- _Excerpted records_:

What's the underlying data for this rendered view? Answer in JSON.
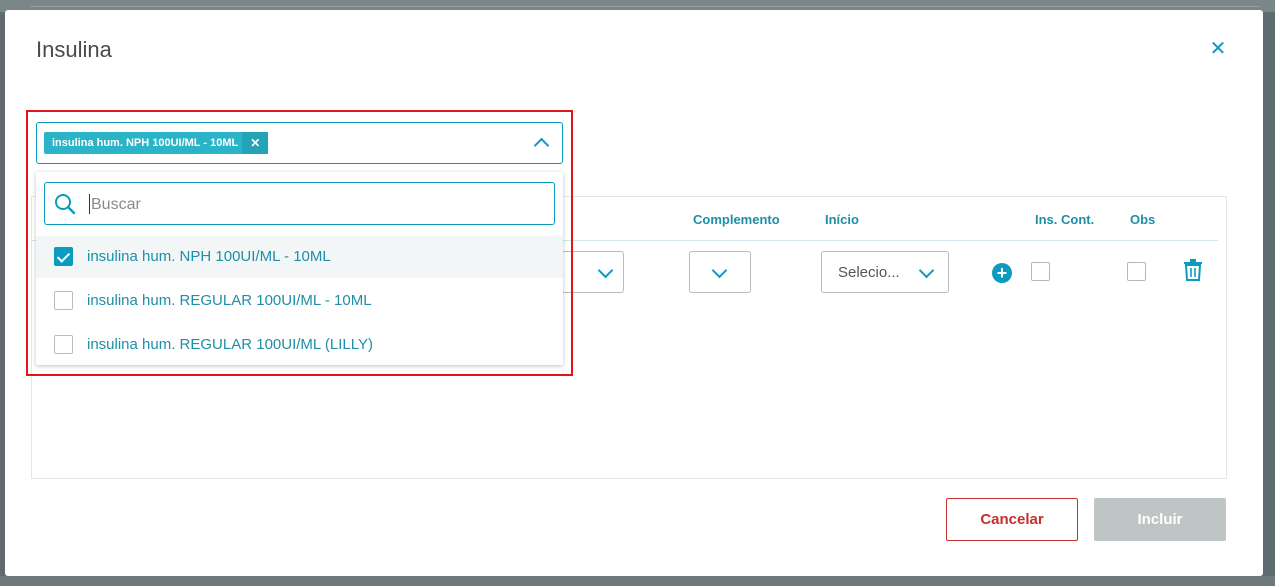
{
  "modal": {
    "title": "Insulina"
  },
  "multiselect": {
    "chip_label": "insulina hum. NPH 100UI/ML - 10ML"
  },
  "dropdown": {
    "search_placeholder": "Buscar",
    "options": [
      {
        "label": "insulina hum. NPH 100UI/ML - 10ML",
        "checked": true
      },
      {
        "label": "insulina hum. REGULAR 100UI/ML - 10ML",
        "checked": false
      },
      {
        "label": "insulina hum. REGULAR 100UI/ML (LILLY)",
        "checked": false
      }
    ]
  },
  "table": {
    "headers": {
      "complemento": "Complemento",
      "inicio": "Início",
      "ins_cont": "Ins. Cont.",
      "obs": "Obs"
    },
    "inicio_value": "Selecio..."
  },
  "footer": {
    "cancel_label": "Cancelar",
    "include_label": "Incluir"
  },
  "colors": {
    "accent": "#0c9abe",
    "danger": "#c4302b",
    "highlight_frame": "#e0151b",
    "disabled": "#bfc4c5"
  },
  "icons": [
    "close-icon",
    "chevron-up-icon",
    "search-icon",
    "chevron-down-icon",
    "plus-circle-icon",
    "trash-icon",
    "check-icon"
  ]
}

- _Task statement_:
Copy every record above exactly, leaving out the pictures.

- _Task result_:
What's the underlying data for this rendered view? Answer in JSON.
{
  "modal": {
    "title": "Insulina"
  },
  "multiselect": {
    "chip_label": "insulina hum. NPH 100UI/ML - 10ML"
  },
  "dropdown": {
    "search_placeholder": "Buscar",
    "options": [
      {
        "label": "insulina hum. NPH 100UI/ML - 10ML",
        "checked": true
      },
      {
        "label": "insulina hum. REGULAR 100UI/ML - 10ML",
        "checked": false
      },
      {
        "label": "insulina hum. REGULAR 100UI/ML (LILLY)",
        "checked": false
      }
    ]
  },
  "table": {
    "headers": {
      "complemento": "Complemento",
      "inicio": "Início",
      "ins_cont": "Ins. Cont.",
      "obs": "Obs"
    },
    "inicio_value": "Selecio..."
  },
  "footer": {
    "cancel_label": "Cancelar",
    "include_label": "Incluir"
  },
  "colors": {
    "accent": "#0c9abe",
    "danger": "#c4302b",
    "highlight_frame": "#e0151b",
    "disabled": "#bfc4c5"
  },
  "icons": [
    "close-icon",
    "chevron-up-icon",
    "search-icon",
    "chevron-down-icon",
    "plus-circle-icon",
    "trash-icon",
    "check-icon"
  ]
}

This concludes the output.